» SOURCE INFORMATION:

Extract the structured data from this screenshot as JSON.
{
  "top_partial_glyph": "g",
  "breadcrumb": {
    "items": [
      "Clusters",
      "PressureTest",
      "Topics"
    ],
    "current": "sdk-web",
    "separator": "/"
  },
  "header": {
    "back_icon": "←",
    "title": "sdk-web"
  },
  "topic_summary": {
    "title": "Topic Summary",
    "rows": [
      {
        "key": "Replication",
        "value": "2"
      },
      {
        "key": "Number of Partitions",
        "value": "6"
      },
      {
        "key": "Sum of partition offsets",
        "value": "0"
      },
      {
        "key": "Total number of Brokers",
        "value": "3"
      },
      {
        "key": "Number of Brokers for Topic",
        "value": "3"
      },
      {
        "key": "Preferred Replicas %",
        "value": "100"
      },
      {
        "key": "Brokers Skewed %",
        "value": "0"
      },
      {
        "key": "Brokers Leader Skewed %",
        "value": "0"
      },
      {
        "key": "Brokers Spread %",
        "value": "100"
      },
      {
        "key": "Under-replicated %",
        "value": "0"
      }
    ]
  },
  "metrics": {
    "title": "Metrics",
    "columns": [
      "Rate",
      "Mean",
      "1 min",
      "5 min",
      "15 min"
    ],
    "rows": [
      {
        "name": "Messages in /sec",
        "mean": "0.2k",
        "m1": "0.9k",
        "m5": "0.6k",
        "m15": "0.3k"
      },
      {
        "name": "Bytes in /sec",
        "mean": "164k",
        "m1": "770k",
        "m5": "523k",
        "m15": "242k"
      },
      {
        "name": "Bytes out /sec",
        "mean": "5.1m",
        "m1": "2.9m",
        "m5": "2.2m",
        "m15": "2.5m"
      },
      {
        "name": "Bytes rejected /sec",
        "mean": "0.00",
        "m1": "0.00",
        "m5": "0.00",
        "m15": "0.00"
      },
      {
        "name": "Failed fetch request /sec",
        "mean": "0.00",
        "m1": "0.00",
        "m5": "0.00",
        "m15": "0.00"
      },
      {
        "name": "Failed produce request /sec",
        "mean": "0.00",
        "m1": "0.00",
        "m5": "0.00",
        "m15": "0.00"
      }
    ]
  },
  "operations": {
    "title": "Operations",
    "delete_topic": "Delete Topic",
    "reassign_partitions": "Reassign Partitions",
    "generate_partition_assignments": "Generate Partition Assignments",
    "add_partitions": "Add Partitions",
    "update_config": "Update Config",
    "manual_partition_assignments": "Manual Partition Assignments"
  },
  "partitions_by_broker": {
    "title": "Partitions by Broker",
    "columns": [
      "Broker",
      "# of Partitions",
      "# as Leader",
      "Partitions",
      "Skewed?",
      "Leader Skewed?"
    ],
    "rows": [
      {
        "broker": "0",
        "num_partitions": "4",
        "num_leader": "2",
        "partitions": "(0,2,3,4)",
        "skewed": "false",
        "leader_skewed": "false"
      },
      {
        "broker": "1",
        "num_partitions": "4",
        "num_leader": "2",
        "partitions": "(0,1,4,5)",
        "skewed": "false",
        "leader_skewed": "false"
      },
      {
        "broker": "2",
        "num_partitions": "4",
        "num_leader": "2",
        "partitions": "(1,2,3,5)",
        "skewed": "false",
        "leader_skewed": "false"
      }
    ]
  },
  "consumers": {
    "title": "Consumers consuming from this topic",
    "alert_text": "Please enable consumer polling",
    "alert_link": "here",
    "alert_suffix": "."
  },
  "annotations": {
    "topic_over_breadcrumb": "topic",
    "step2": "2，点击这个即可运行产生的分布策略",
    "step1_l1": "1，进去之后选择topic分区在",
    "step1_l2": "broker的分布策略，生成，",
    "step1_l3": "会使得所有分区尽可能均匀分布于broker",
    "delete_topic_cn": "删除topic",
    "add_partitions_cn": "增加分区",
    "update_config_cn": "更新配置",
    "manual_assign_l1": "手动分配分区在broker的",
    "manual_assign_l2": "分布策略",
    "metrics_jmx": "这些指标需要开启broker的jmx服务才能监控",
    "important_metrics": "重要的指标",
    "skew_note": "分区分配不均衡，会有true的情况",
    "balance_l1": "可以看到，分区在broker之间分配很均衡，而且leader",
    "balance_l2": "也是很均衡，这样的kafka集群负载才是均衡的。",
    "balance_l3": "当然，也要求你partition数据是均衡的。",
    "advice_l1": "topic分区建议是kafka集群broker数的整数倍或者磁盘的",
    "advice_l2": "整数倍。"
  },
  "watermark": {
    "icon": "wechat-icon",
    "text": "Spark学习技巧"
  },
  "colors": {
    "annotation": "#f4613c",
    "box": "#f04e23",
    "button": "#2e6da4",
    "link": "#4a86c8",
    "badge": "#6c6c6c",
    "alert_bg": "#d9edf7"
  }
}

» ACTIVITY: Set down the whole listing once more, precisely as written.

» RESULT OF THE TASK:
Extract the structured data from this screenshot as JSON.
{
  "top_partial_glyph": "g",
  "breadcrumb": {
    "items": [
      "Clusters",
      "PressureTest",
      "Topics"
    ],
    "current": "sdk-web",
    "separator": "/"
  },
  "header": {
    "back_icon": "←",
    "title": "sdk-web"
  },
  "topic_summary": {
    "title": "Topic Summary",
    "rows": [
      {
        "key": "Replication",
        "value": "2"
      },
      {
        "key": "Number of Partitions",
        "value": "6"
      },
      {
        "key": "Sum of partition offsets",
        "value": "0"
      },
      {
        "key": "Total number of Brokers",
        "value": "3"
      },
      {
        "key": "Number of Brokers for Topic",
        "value": "3"
      },
      {
        "key": "Preferred Replicas %",
        "value": "100"
      },
      {
        "key": "Brokers Skewed %",
        "value": "0"
      },
      {
        "key": "Brokers Leader Skewed %",
        "value": "0"
      },
      {
        "key": "Brokers Spread %",
        "value": "100"
      },
      {
        "key": "Under-replicated %",
        "value": "0"
      }
    ]
  },
  "metrics": {
    "title": "Metrics",
    "columns": [
      "Rate",
      "Mean",
      "1 min",
      "5 min",
      "15 min"
    ],
    "rows": [
      {
        "name": "Messages in /sec",
        "mean": "0.2k",
        "m1": "0.9k",
        "m5": "0.6k",
        "m15": "0.3k"
      },
      {
        "name": "Bytes in /sec",
        "mean": "164k",
        "m1": "770k",
        "m5": "523k",
        "m15": "242k"
      },
      {
        "name": "Bytes out /sec",
        "mean": "5.1m",
        "m1": "2.9m",
        "m5": "2.2m",
        "m15": "2.5m"
      },
      {
        "name": "Bytes rejected /sec",
        "mean": "0.00",
        "m1": "0.00",
        "m5": "0.00",
        "m15": "0.00"
      },
      {
        "name": "Failed fetch request /sec",
        "mean": "0.00",
        "m1": "0.00",
        "m5": "0.00",
        "m15": "0.00"
      },
      {
        "name": "Failed produce request /sec",
        "mean": "0.00",
        "m1": "0.00",
        "m5": "0.00",
        "m15": "0.00"
      }
    ]
  },
  "operations": {
    "title": "Operations",
    "delete_topic": "Delete Topic",
    "reassign_partitions": "Reassign Partitions",
    "generate_partition_assignments": "Generate Partition Assignments",
    "add_partitions": "Add Partitions",
    "update_config": "Update Config",
    "manual_partition_assignments": "Manual Partition Assignments"
  },
  "partitions_by_broker": {
    "title": "Partitions by Broker",
    "columns": [
      "Broker",
      "# of Partitions",
      "# as Leader",
      "Partitions",
      "Skewed?",
      "Leader Skewed?"
    ],
    "rows": [
      {
        "broker": "0",
        "num_partitions": "4",
        "num_leader": "2",
        "partitions": "(0,2,3,4)",
        "skewed": "false",
        "leader_skewed": "false"
      },
      {
        "broker": "1",
        "num_partitions": "4",
        "num_leader": "2",
        "partitions": "(0,1,4,5)",
        "skewed": "false",
        "leader_skewed": "false"
      },
      {
        "broker": "2",
        "num_partitions": "4",
        "num_leader": "2",
        "partitions": "(1,2,3,5)",
        "skewed": "false",
        "leader_skewed": "false"
      }
    ]
  },
  "consumers": {
    "title": "Consumers consuming from this topic",
    "alert_text": "Please enable consumer polling",
    "alert_link": "here",
    "alert_suffix": "."
  },
  "annotations": {
    "topic_over_breadcrumb": "topic",
    "step2": "2，点击这个即可运行产生的分布策略",
    "step1_l1": "1，进去之后选择topic分区在",
    "step1_l2": "broker的分布策略，生成，",
    "step1_l3": "会使得所有分区尽可能均匀分布于broker",
    "delete_topic_cn": "删除topic",
    "add_partitions_cn": "增加分区",
    "update_config_cn": "更新配置",
    "manual_assign_l1": "手动分配分区在broker的",
    "manual_assign_l2": "分布策略",
    "metrics_jmx": "这些指标需要开启broker的jmx服务才能监控",
    "important_metrics": "重要的指标",
    "skew_note": "分区分配不均衡，会有true的情况",
    "balance_l1": "可以看到，分区在broker之间分配很均衡，而且leader",
    "balance_l2": "也是很均衡，这样的kafka集群负载才是均衡的。",
    "balance_l3": "当然，也要求你partition数据是均衡的。",
    "advice_l1": "topic分区建议是kafka集群broker数的整数倍或者磁盘的",
    "advice_l2": "整数倍。"
  },
  "watermark": {
    "icon": "wechat-icon",
    "text": "Spark学习技巧"
  },
  "colors": {
    "annotation": "#f4613c",
    "box": "#f04e23",
    "button": "#2e6da4",
    "link": "#4a86c8",
    "badge": "#6c6c6c",
    "alert_bg": "#d9edf7"
  }
}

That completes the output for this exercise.